“Truth is they don’t want me competing [because] they’re scared I’ll say something about their broken game live at their event,” Fenech continued in November. Fenech wouldn’t be alone in that kind of criticism: in a recent post-match interview, pro FIFA player Tekz said that “no one enjoys playing” FIFA 20 “because this year’s game is so unrewarding, anyone can win, guys who aren’t good can win on FIFA 20.”
In November, Fenech went on to call EA “a tyranny [that] doesn’t like it when someone says something they don’t like and holy shit I’ve said plenty they don’t like.”
In the days following Fenech’s competitive ban, a number of EA staff members saw their social media accounts hacked and used to post messages from Fenech or supportive of him. “Employee safety is our first priority, so several staff have suspended or deactivated their channels,” EA said in a statement at the time.

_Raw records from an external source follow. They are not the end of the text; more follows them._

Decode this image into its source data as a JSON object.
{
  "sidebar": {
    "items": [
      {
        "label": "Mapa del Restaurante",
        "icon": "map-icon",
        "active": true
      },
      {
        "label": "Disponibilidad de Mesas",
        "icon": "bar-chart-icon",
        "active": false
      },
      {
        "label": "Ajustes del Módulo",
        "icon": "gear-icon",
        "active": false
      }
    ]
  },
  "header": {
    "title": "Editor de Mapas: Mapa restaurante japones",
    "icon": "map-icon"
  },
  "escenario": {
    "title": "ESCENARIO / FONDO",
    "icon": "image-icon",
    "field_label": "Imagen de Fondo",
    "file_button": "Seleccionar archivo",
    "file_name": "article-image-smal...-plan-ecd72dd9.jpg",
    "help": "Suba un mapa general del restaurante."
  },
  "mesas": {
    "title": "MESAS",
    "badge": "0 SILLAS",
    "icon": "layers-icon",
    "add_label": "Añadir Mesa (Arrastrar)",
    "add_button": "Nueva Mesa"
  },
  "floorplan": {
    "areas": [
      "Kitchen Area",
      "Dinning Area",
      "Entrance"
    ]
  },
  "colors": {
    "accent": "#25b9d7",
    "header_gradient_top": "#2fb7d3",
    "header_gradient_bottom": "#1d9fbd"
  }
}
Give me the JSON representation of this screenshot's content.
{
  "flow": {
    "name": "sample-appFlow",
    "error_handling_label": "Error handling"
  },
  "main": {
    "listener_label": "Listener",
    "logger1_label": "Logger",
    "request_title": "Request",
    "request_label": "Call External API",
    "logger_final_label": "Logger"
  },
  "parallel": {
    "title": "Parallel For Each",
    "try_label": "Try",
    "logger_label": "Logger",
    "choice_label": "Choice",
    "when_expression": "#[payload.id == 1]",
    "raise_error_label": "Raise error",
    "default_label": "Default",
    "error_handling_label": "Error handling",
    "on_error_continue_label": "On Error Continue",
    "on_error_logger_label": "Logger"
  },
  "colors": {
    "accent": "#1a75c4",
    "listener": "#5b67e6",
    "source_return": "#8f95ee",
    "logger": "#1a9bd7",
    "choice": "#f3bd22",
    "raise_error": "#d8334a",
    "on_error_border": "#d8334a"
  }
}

And earlier this month, Fenech’s YouTube channel was hit with a number of copyright strikes on his YouTube and Twitch videos featuring FIFA Ultimate Team. “Warning to anyone that intends to call out EA on their bullshit….they will now copy-strike your content and try to get your channels deleted,” Fenech said on Twitter. “This is a tyranny that will stop at nothing. I surrender.”
“One thing’s for sure: there’s a revolution on the way,” Fenech said in a November video. “You have to pick a side. And choose a side wisely. You can’t come after me and do nothing about your game. Enough is enough. Karma. It’s about damn time you start caring about us. We deserve justice. We deserve a damn football game.”

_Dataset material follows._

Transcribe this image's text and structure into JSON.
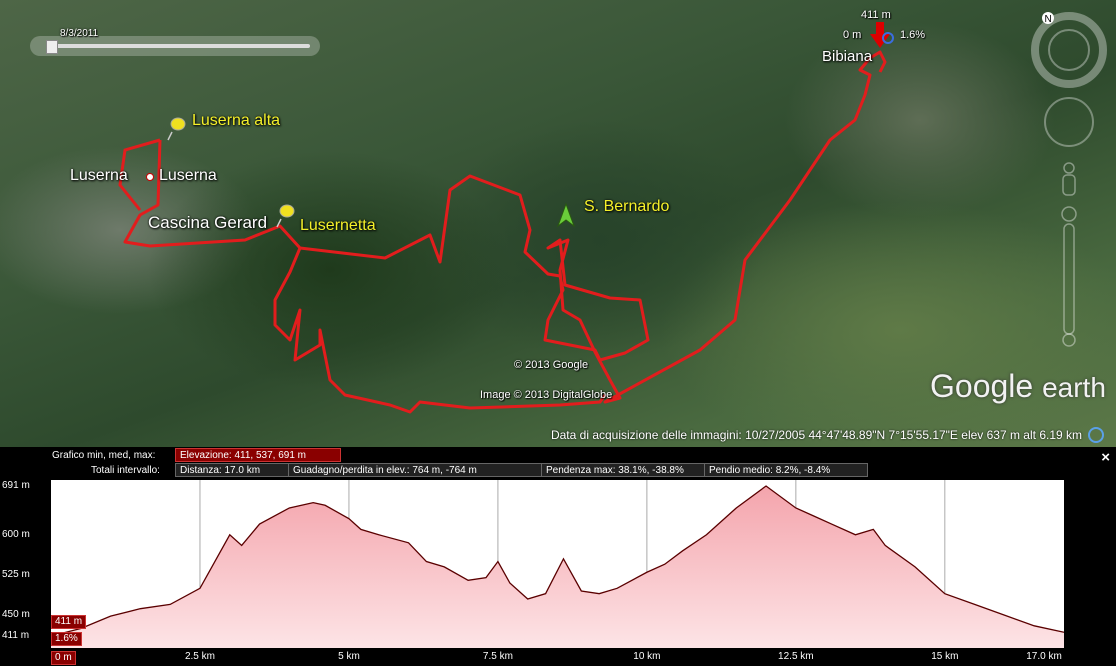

The nuclear option
Usually, when a popular pro player or streamer breaks a game’s Terms of Service, the ultimate punishment is an outright ban from playing that specific game. That was the case when Fortnite pro Jarvis Khattri used an aimbot in a livestream, for instance. In extreme situations, players and cheat-makers may face lawsuits for damaging the competitive balance of an online game.
But EA’s punishment of Fenech is the first high-profile case we’re aware of where a pro player’s conduct in one game has led to a ban from general play of all titles and services across a publisher’s entire library. The closest analogue is Valve’s anti-cheat system, a zero-appeals, zero-tolerance policy that restricts all access to a Steam account and its associated purchases when it detects cheating.
In a sense, Fenech’s ban from all EA games isn’t completely enforceable—if he decided to buy a copy of Dead Space and play it on an offline console, there’s nothing EA could do to stop him. But the ban can be applied to a wide range of games that require an EA Account for online functionality or even purchase authentication. Even if Fenech was able to get around a technical ban using a new account and/or different hardware, EA could easily use its copyright control to prevent Fenech from streaming any EA games on popular video services.
After months of escalating punishment, EA has seemingly pulled out the biggest piece of ammunition in its community management arsenal to stop what it sees as Fenech’s breach of community standards. But given Fenech’s history of outspoken comments and extreme reactions, we can’t be sure that this will be the end of the story.
Listing image by EA